7. Ex-gay therapy had a paradoxical relationship with mainstream psychology. On the one hand, the field of ex-gay therapy holds that “secular” psychology is inherently evil. It had been created by atheists as a conspiracy against God, and even worse, it taught that gay was okay. Yet when the therapists and writers sought an explanation for the origin of homosexuality, they went straight to Freud: someone becomes homosexual if they have a distant father and a smothering mother. And if that wasn’t your background, they tried to convince you that you were misremembering your childhood. If you asked why your siblings weren’t gay, the counselors said that you had grown up interpreting your childhood through a homosexual filter and your siblings hadn’t. There was a lot of double talk.
8. Becoming heterosexual wasn’t the goal. Like so many who walked this path, I saw zero progress in turning straight. But as my discouragement compounded, my therapists reminded me that “the goal is not success, but faithfulness.” By framing their treatment in terms of developing a holy life rather than changing orientation, they could excuse the lack of progress. I was simply expected to put as much effort as possible into trying to become a heterosexual, a battle I was supposed to engage in for the rest of my life. Yet the church said that I wasn’t allowed into the leadership positions I had been taught to pursue, and that God wouldn’t really accept me, until I was fully heterosexual, as evidenced by marriage to a godly woman. So I was in a no-win situation.

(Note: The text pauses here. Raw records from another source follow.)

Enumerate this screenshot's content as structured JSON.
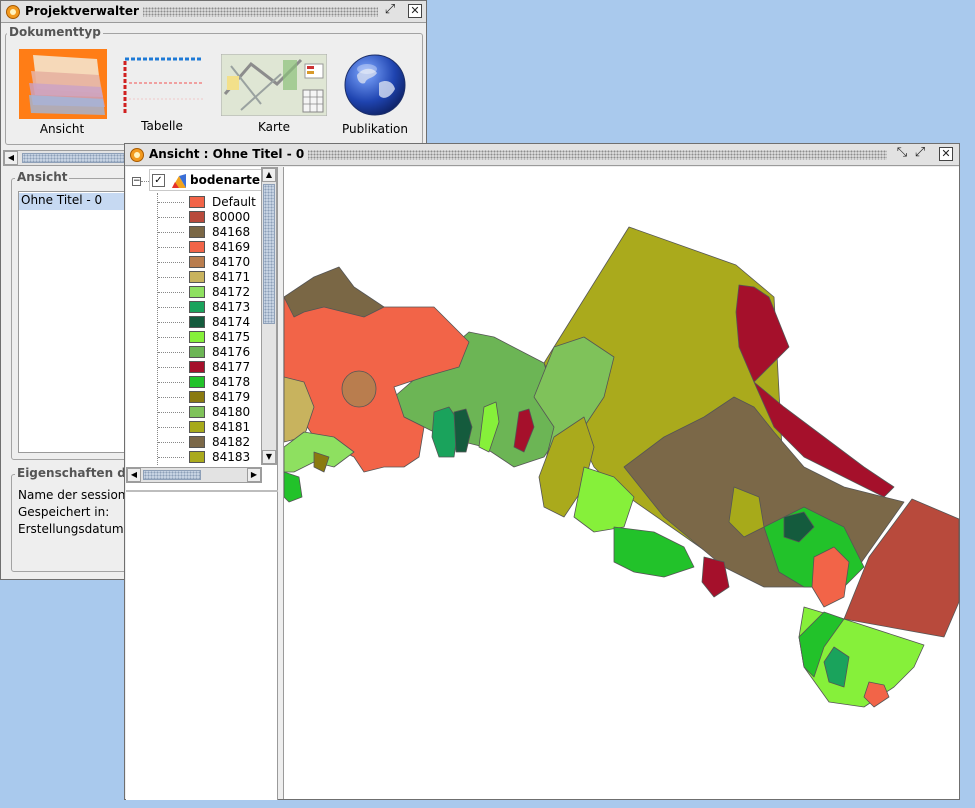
{
  "desktop": {
    "background": "#a9c9ed"
  },
  "project_manager": {
    "title": "Projektverwalter",
    "document_type_label": "Dokumenttyp",
    "doc_types": [
      {
        "label": "Ansicht",
        "icon": "view-icon"
      },
      {
        "label": "Tabelle",
        "icon": "table-icon"
      },
      {
        "label": "Karte",
        "icon": "map-layout-icon"
      },
      {
        "label": "Publikation",
        "icon": "globe-icon"
      }
    ],
    "views_group_label": "Ansicht",
    "views_list": [
      "Ohne Titel - 0"
    ],
    "properties_label": "Eigenschaften de",
    "properties": {
      "session_name_label": "Name der session",
      "saved_in_label": "Gespeichert in:",
      "created_label": "Erstellungsdatum:"
    }
  },
  "view_window": {
    "title": "Ansicht : Ohne Titel - 0",
    "layer": {
      "name": "bodenarten",
      "checked": true,
      "legend": [
        {
          "label": "Default",
          "color": "#f26448"
        },
        {
          "label": "80000",
          "color": "#b84a3c"
        },
        {
          "label": "84168",
          "color": "#7a6745"
        },
        {
          "label": "84169",
          "color": "#f26448"
        },
        {
          "label": "84170",
          "color": "#b97d4e"
        },
        {
          "label": "84171",
          "color": "#c8b35e"
        },
        {
          "label": "84172",
          "color": "#8ee060"
        },
        {
          "label": "84173",
          "color": "#1aa35c"
        },
        {
          "label": "84174",
          "color": "#145b3d"
        },
        {
          "label": "84175",
          "color": "#86f03a"
        },
        {
          "label": "84176",
          "color": "#6cb555"
        },
        {
          "label": "84177",
          "color": "#a5102b"
        },
        {
          "label": "84178",
          "color": "#22c22a"
        },
        {
          "label": "84179",
          "color": "#8a7a10"
        },
        {
          "label": "84180",
          "color": "#7fc25a"
        },
        {
          "label": "84181",
          "color": "#a7aa1a"
        },
        {
          "label": "84182",
          "color": "#7b6848"
        },
        {
          "label": "84183",
          "color": "#aaaa1c"
        }
      ]
    }
  }
}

9. Eventually, I left. In the ex-gay world, they often quoted a maxim from addiction treatment: “The definition of insanity is doing the same thing over and over and expecting different results.” (Indeed, they usually framed homosexuality as an addiction and treated it as such.) The funny thing is that this was exactly the definition of ex-gay therapy itself. I had done the same thing for ten years, receiving the same message over and over, always with the same results: none. Only because of their promise that “thousands and thousands” had changed and my church’s requirement that I become heterosexual did I hang on for so long. It hadn’t occurred to me that there was basically no record-keeping or accountability among all the therapists. You could show up to just one session and, in theory, be counted a success. Who knows if someone is still counting me a success.
10. I’ve had to spend a long time recovering from the experience. For a while after I came out, I was reluctant to see a therapist, despite serious issues with depression, anxiety, and post-traumatic stress disorder. I associated therapy with the psychological trauma I’d endured through my ex-gay experience. But eventually, I sought treatment to undo the damaging narratives I had learned in ex-gay therapy. I had been handed impossible expectations and taught that I was inferior if I didn’t meet them. No wonder my self-esteem had been ground to dust. But after some years in legitimate therapy, I learned that I am good and worthwhile just as I am. I didn’t need to rely on meeting the demands of others to find my self-worth. And the more I reflected, the more I realized that, by investing all my energy in achieving an impossible goal, my educational, vocational, and social development were put on hold. I’ve essentially spent the past thirteen years playing catch-up.
Photo: Flickr/Ryan McGilchrist
Would you like to help us shatter stereotypes about men?
Receive stories from The Good Men Project, delivered to your inbox daily or weekly.